As it turned out, only Taiji passed on the first try, leaving everyone else in a tough position.
None more so than Chisato, though. After all, she had been perfect up to that bird strike, and this is the first time she’s had any reason to lose confidence. Is it just the same thing as what happened with Tezuka a few episodes ago, or is there something else going on?
Tezuka asks Kunikida to cheer Oda up, but he has trouble getting started. He ultimately tells her not to get hung up about the perfect score.
After that, Oda decides to hang out with Tezuka to loosen up. Tezuka tells a little white lie – that she didn’t tell Kunikida to have that talk with Oda. I guess that’s fair, but it might lead to another romantic misunderstanding with Oda thinking Kunikida has feelings for her.
I’m not sure why we suddenly jump to two minor characters in Japan (the focus should only ever be on major characters, and neither Suzu nor Rinko qualify) . . .
. . . but we turn back to the trainees quickly enough, and the team decides to go running together.

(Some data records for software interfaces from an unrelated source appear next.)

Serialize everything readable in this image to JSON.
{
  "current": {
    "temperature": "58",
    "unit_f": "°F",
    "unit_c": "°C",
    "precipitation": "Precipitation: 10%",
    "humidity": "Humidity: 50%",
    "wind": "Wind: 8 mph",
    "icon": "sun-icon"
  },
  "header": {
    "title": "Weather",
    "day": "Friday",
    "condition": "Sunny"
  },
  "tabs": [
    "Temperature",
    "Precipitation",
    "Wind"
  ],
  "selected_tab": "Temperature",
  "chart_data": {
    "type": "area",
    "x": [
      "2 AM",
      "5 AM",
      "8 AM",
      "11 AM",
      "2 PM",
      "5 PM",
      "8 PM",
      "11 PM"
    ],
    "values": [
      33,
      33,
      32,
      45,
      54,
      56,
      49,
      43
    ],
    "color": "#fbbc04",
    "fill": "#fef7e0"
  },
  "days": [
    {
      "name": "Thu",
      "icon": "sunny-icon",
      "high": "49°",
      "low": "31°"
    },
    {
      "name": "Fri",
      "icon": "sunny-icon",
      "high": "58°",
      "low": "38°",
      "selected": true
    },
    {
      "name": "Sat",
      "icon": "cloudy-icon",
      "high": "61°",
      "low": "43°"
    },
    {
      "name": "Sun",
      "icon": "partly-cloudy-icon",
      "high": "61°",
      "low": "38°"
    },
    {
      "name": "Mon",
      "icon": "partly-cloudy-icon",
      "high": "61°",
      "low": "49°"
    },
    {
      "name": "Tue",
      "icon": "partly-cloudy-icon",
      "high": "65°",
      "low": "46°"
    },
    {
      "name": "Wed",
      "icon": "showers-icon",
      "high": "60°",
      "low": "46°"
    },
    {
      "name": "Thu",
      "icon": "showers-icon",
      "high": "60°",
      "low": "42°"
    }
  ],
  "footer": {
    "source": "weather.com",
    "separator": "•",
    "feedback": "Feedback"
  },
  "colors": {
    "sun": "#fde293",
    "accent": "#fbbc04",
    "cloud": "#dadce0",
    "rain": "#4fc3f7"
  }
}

They realize that they’re each good at different aspects of instrument flying, and try to help each other. Ah! There’s that vaunted teamwork Kunikida took such pains to instill in them!
Oda and Tezuka get some good simulation time in, with Oda continuing to look more relaxed.
That hurricane in the news . . . it has no chance of spraying any rain on North Dakota. I love the description of it as SSE of North Dakota when it’s a thousand miles away – almost the length of mainland Japan.
There’s enough rain to give them more time to prepare, though, so Tezuka and Oda take the opportunity in possibly the best scene of the series so far. Certainly their best sister-to-sister moment.
As the sky clears, it’s time for them to figure out who has the right stuff to be a pilot and who doesn’t.
So, we have a definite spoiler to avoid in this episode: will they all be able to pass?
There was also a side issue running throughout the episode – will Shinozaki (Iwaki Koichi) continue flying or retire?
I guess that’ll sort of depend on how the next generation of hopefuls shapes up.
It was definitely a much more interesting ending than we’ve seen in this drama so far, and a more compelling episode overall. The pacing was good and the characterizations were solid.
As has been true, this series continues to be at its best when it’s the story of the two almost-sisters – Oda Chisato and Tezuka Haru – and the reason this episode worked was because it largely focused on that relationship.